Saturday, April 30, 2016


The baptismal font in Tamale.  It sits in the courtyard of one of the chapels.
This is the Couple Missionary's home in Tamale with a connecting building which serves as a chapel and an apartment for four of the Sister Missionaries.  This is where the Renfroes, who just arrived last week will be serving.  It's 6 hours north of Kumasi where Elder Halladay and I are serving.  We are so excited to have two new couples join us here in the Ghana Kumasi Mission!
Woman driver.
Dish tv anyone?
The family car.
Mama and child.
A baby on mom's back is a common sight.
Waiting for the light to change.
Many motorcycles which makes for exciting driving experiences!
The little orange three wheeled cart and the green one behind it are taxis.  
Loading or unloading the truck...many times you'll see someone riding on the top as the truck travels.  
Grain or rice.  People take advantage of transportation any time they can.

Ever seen a cashew tree with its fruit before?  It was new to me!  Apparently, harvesting and processing cashews is a tedious process, hence the high cost of cashews.
This is the soccer stadium in Tamale.  These people LOVE their soccer matches!

One of the roundabouts in Tamale.  See the soccer statue in the center?
Safe Journey!

Techiman Missionaries

We received two new couples last week in the Kumasi Mission.  We were fortunate to get to go with them as they traveled to their new areas of assignment.
This is Elder and Sister Wood on the left with the Techiman missionaries.  What a great group!
This is the missionary couples home in Techiman.  It's very large and very nice.  
Buildings along the way.
A small community.  Adobe walls and thatched roofs.
One of many mosques we saw on the way to Tehiman.
Women organizing their items for transporting.  I just love the bright happy clothing!
Its mango season. We saw many, many mangos!
Bicycles.  The farther north you go, the more bicycles and motorcycles you see.
The name of the town here is Dawadawa 2. Just before we came to this town we passed Dawadawa.... No kidding.  Elder Halladay remarked that they must've gotten tired of coming up with new city names.

A barbar (sp?) tree.  The base is huge!
This is the white leg of the Volta River which is farthest north.  See the people down next to the water?  They are bathing, washing clothes and fishing.
Bags of charcoal, which is used for cooking.

Notice the bundles of grass?  This is used to re-thatch the roofs of the houses.
So much to see and experience here!  I am so thankful to be serving here in Ghana.  :)

Sunday, April 17, 2016

Kejetia Market

This is one small area of Kejetia Market in Adum.  Kejetia is the a largest outdoor market in Ghana. It boasts of 20,000 individual vendors. My guess is it could be even larger than that. Each city has their individual "market day". Kejetia's market day I hear is on Monday. These photos were taken on a Tuesday when it's not supposed to be as busy. There is such a vast variety of items to be found here that one could spend days just browsing. This is part of the section where they have vendors with household goods, clothing and fabric. ;)   Other areas sell food, herbs, oils, metals, etc.  If you have a minute, Google Kejetia market and take a look at what's there. It's a facinating place to visit!  I love it there. 
The white building is pie shaped so, you're seeing just one street on the left of the building. The right side street is just as busy.
A view from the foot bridge above the market. 
                                                       Many kinds of grain. 

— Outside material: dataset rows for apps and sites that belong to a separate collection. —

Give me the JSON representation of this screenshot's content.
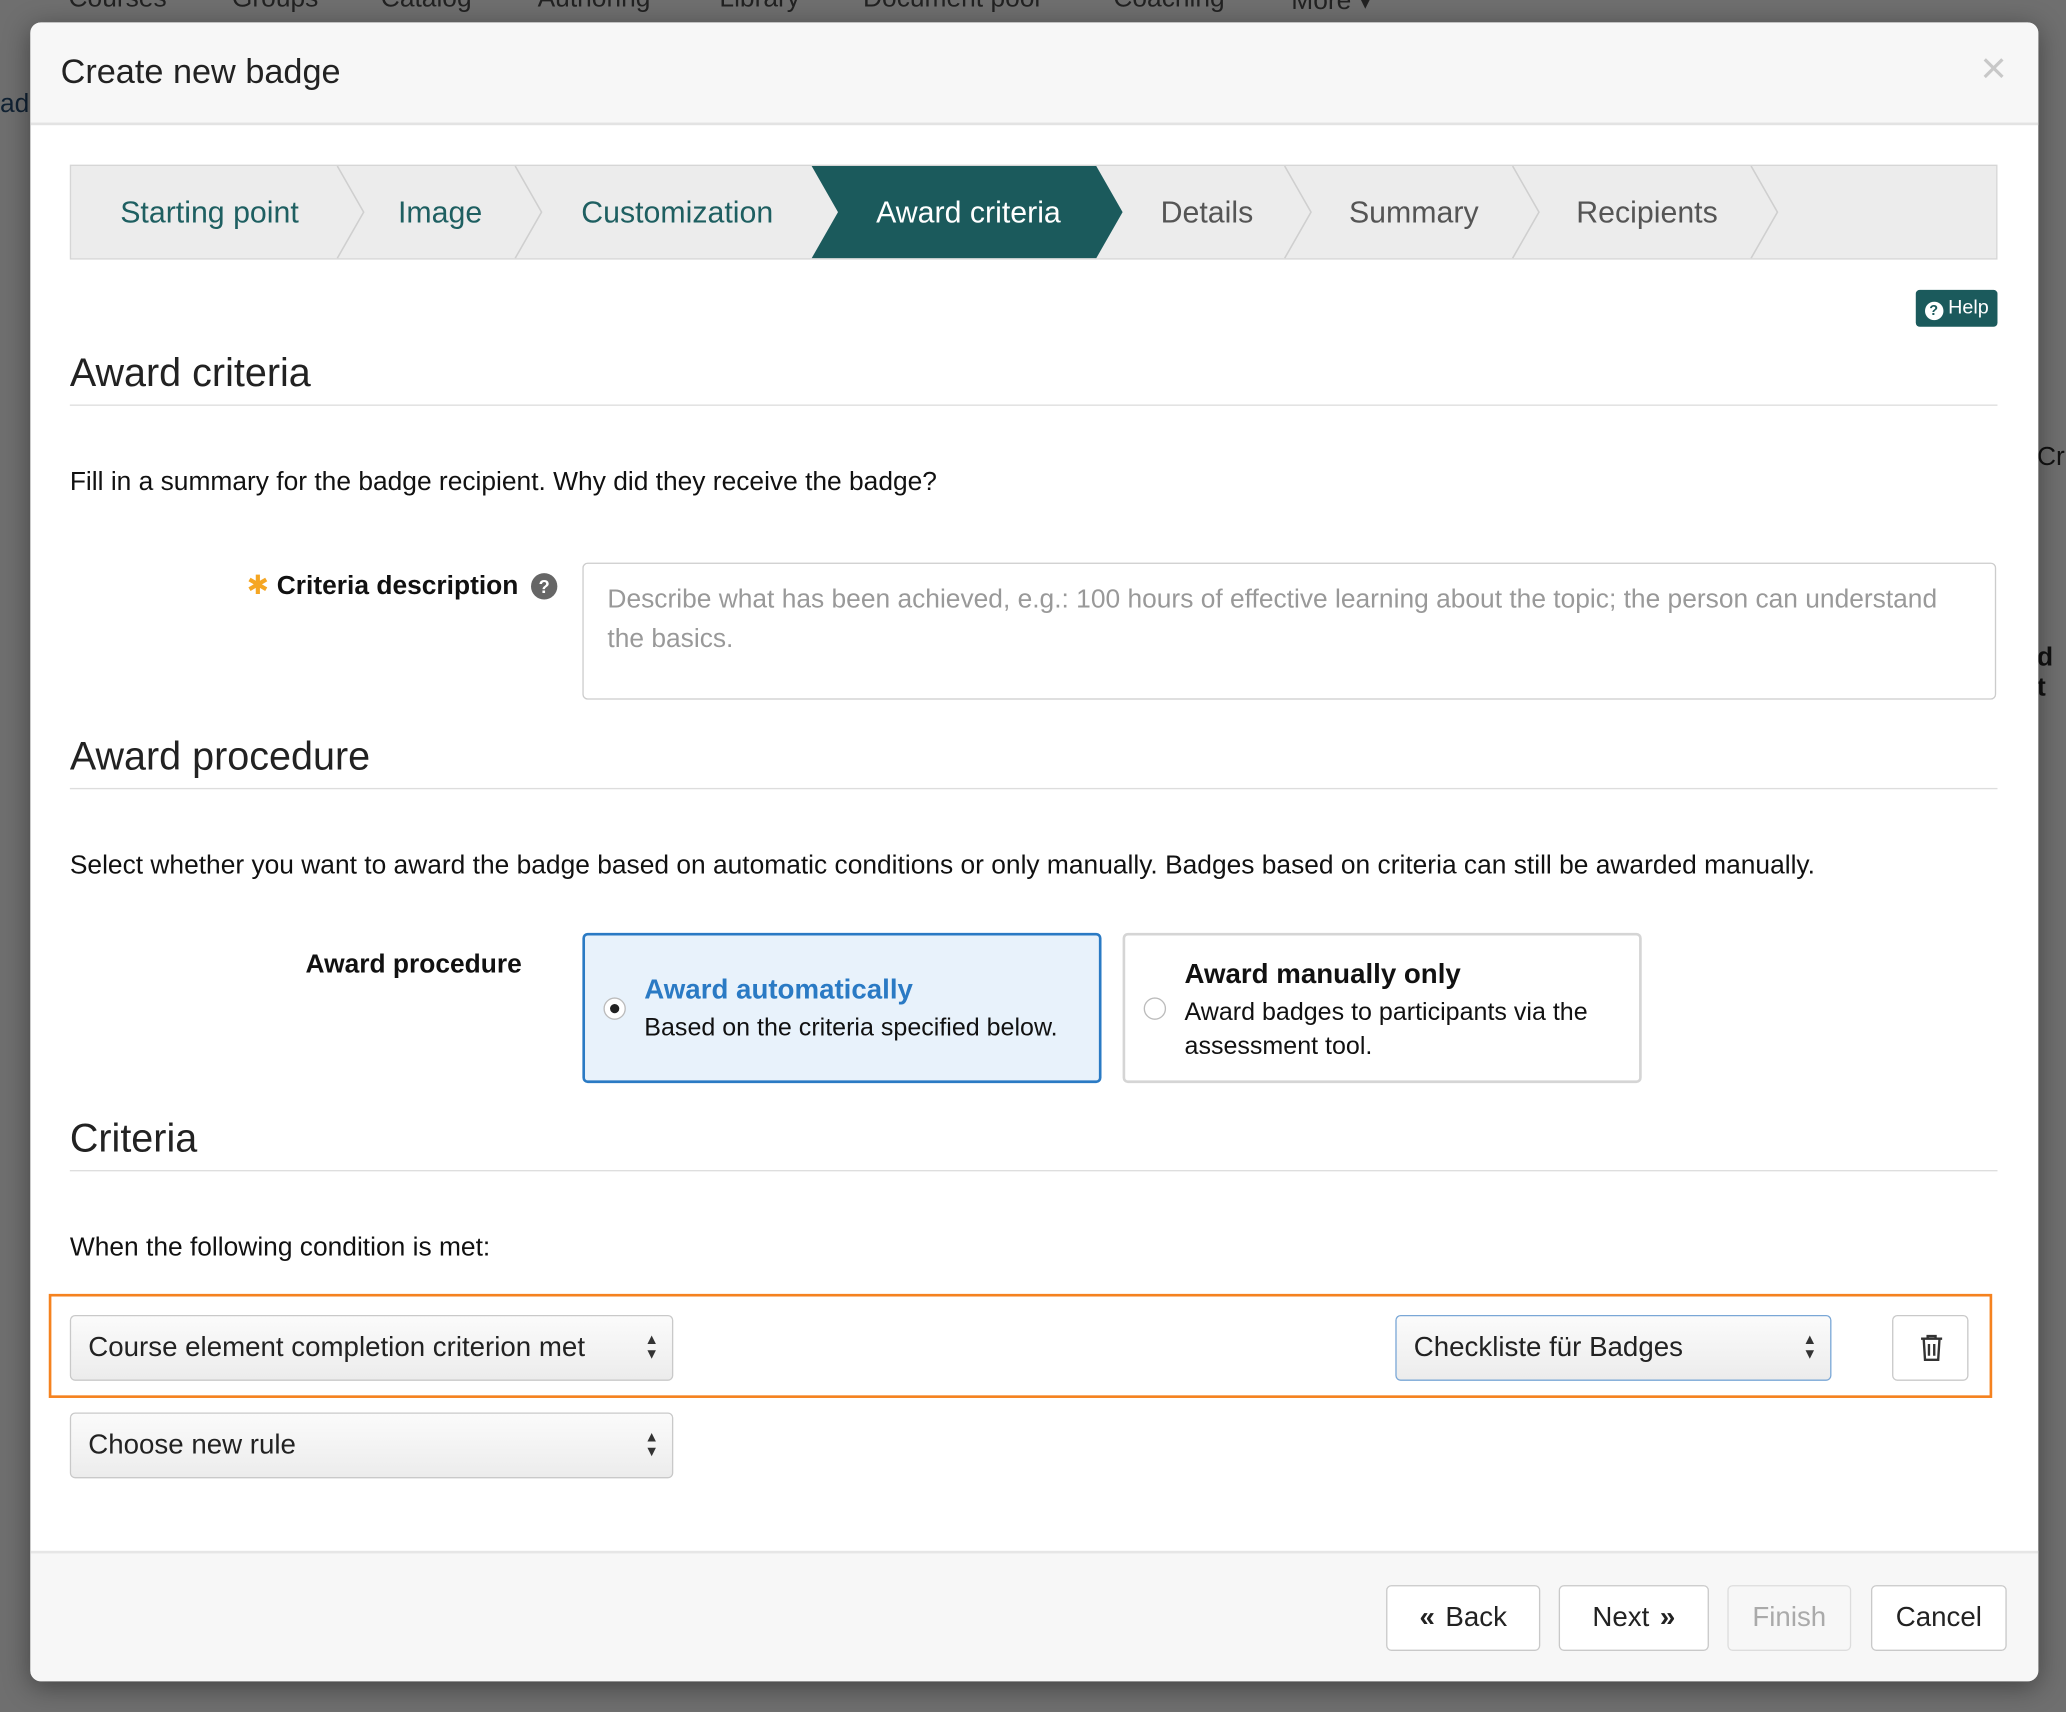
{
  "background": {
    "nav_items": [
      "Courses",
      "Groups",
      "Catalog",
      "Authoring",
      "Library",
      "Document pool",
      "Coaching",
      "More ▾"
    ],
    "side_fragments": [
      "ad",
      "Cr",
      "d t"
    ]
  },
  "dialog": {
    "title": "Create new badge",
    "close_icon": "close-icon"
  },
  "wizard": {
    "steps": [
      {
        "label": "Starting point",
        "state": "done"
      },
      {
        "label": "Image",
        "state": "done"
      },
      {
        "label": "Customization",
        "state": "done"
      },
      {
        "label": "Award criteria",
        "state": "active"
      },
      {
        "label": "Details",
        "state": "todo"
      },
      {
        "label": "Summary",
        "state": "todo"
      },
      {
        "label": "Recipients",
        "state": "todo"
      }
    ]
  },
  "help": {
    "label": "Help",
    "icon": "question-circle-icon"
  },
  "award_criteria": {
    "heading": "Award criteria",
    "intro": "Fill in a summary for the badge recipient. Why did they receive the badge?",
    "field_label": "Criteria description",
    "required_mark": "✱",
    "help_mark": "?",
    "placeholder": "Describe what has been achieved, e.g.: 100 hours of effective learning about the topic; the person can understand the basics."
  },
  "award_procedure": {
    "heading": "Award procedure",
    "intro": "Select whether you want to award the badge based on automatic conditions or only manually. Badges based on criteria can still be awarded manually.",
    "field_label": "Award procedure",
    "options": [
      {
        "title": "Award automatically",
        "description": "Based on the criteria specified below.",
        "selected": true
      },
      {
        "title": "Award manually only",
        "description": "Award badges to participants via the assessment tool.",
        "selected": false
      }
    ]
  },
  "criteria": {
    "heading": "Criteria",
    "intro": "When the following condition is met:",
    "rule_select": "Course element completion criterion met",
    "element_select": "Checkliste für Badges",
    "new_rule_select": "Choose new rule",
    "highlight_color": "#f5821f"
  },
  "footer": {
    "back": "Back",
    "next": "Next",
    "finish": "Finish",
    "cancel": "Cancel"
  },
  "colors": {
    "accent": "#1b5a5c",
    "selected_blue": "#2a7ac4"
  }
}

                    Tomatoe vendor in another section of Kejetia.

These people are mining for gold. Many Chinese own the mining operations and the Ghanaians work for them. Gold is one of the largest export items in Ghana along with cacao.

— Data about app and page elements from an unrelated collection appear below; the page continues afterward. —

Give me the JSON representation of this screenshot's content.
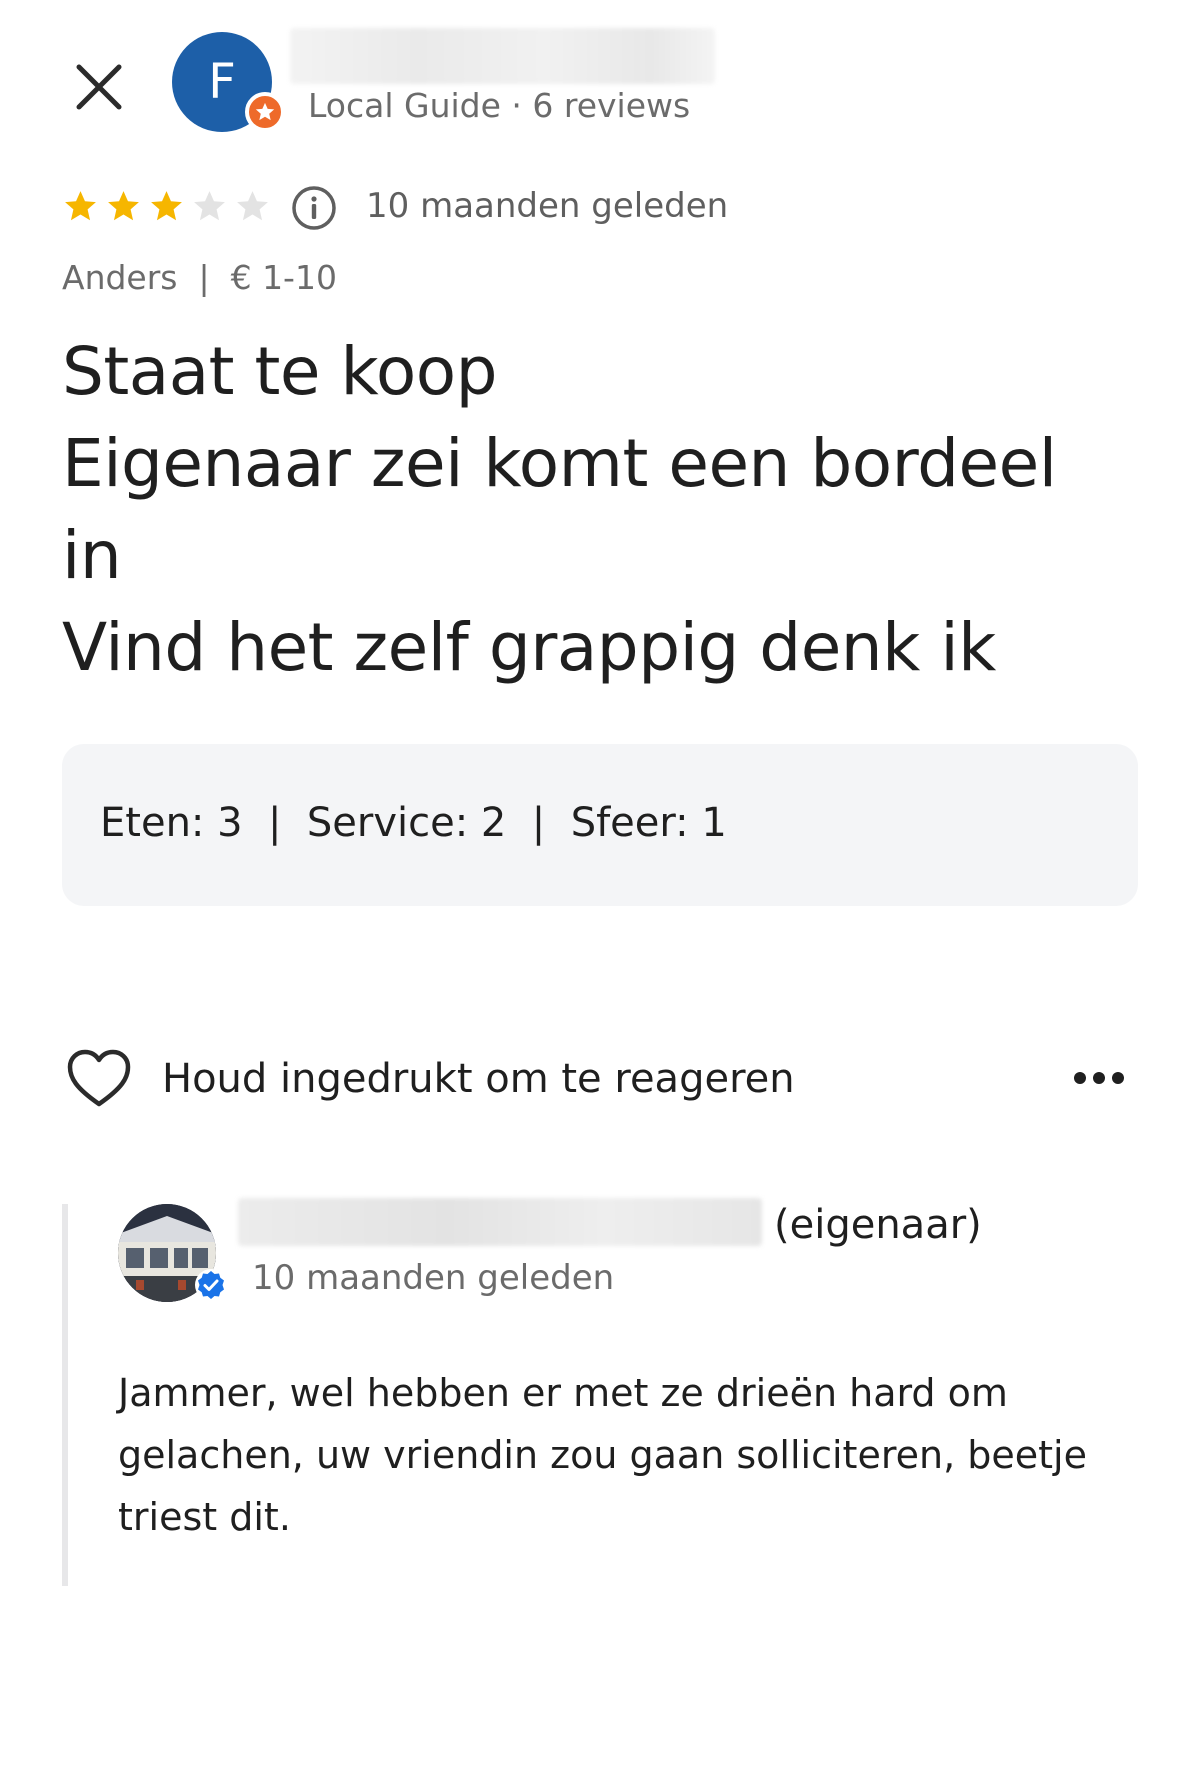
{
  "header": {
    "close_icon": "close-icon",
    "avatar_initial": "F",
    "reviewer_meta": "Local Guide · 6 reviews",
    "badge_color": "#ee6a2a",
    "avatar_color": "#1d5fa8"
  },
  "review": {
    "stars_filled": 3,
    "stars_total": 5,
    "star_color": "#f6b600",
    "time_ago": "10 maanden geleden",
    "meta": "Anders  |  € 1-10",
    "text_lines": [
      "Staat te koop",
      "Eigenaar zei komt een bordeel",
      "in",
      "Vind het zelf grappig denk ik"
    ],
    "ratings": "Eten: 3  |  Service: 2  |  Sfeer: 1"
  },
  "actions": {
    "react_label": "Houd ingedrukt om te reageren",
    "heart_icon": "heart-outline-icon",
    "more_icon": "more-horizontal-icon"
  },
  "owner_reply": {
    "tag": "(eigenaar)",
    "time_ago": "10 maanden geleden",
    "text": "Jammer, wel hebben er met ze drieën hard om gelachen, uw vriendin zou gaan solliciteren, beetje triest dit.",
    "verified_color": "#1a73e8"
  }
}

These are drums that craftsmen make and sell at the Cultural center. Aren't they beautiful? 

Friendly school children on their way to a track meet. They we're very excited and happy.  
                  A soccer match at the Stadium. Black Star is one of the favorite teams.

      There are many beautiful flowering plants and trees here now that it's the rainy season. 
    A face only a mother snail could love....those are four eyes your looking at. The center is his mouth. 
      This guy is big!  No trick photography here. He'll be soup by nightfall.  They like snail soup here.   Only the wealthy can afford such a delicacy. This guy cost about 50 GHS, which translates to about 
$12.50 US dollars.  Veronica tells me these creatures are very good for you immune system, the snail slime is used for cosmetics in the US (ladies, check your makeup labels) and the shells are used for medicine. 

We have a Iridium satellite phone in the mission home for emergency situations.  Elder Halladay is supposed to check in each month with church headquarters to make sure it's working well. Remind you of the old phones before cells?

The children of our Agona Branch love President Halladay.  You can see by his face how he feels about them. 😊
                 President H. with Gifty. She's cute enough to wrap up and bring home!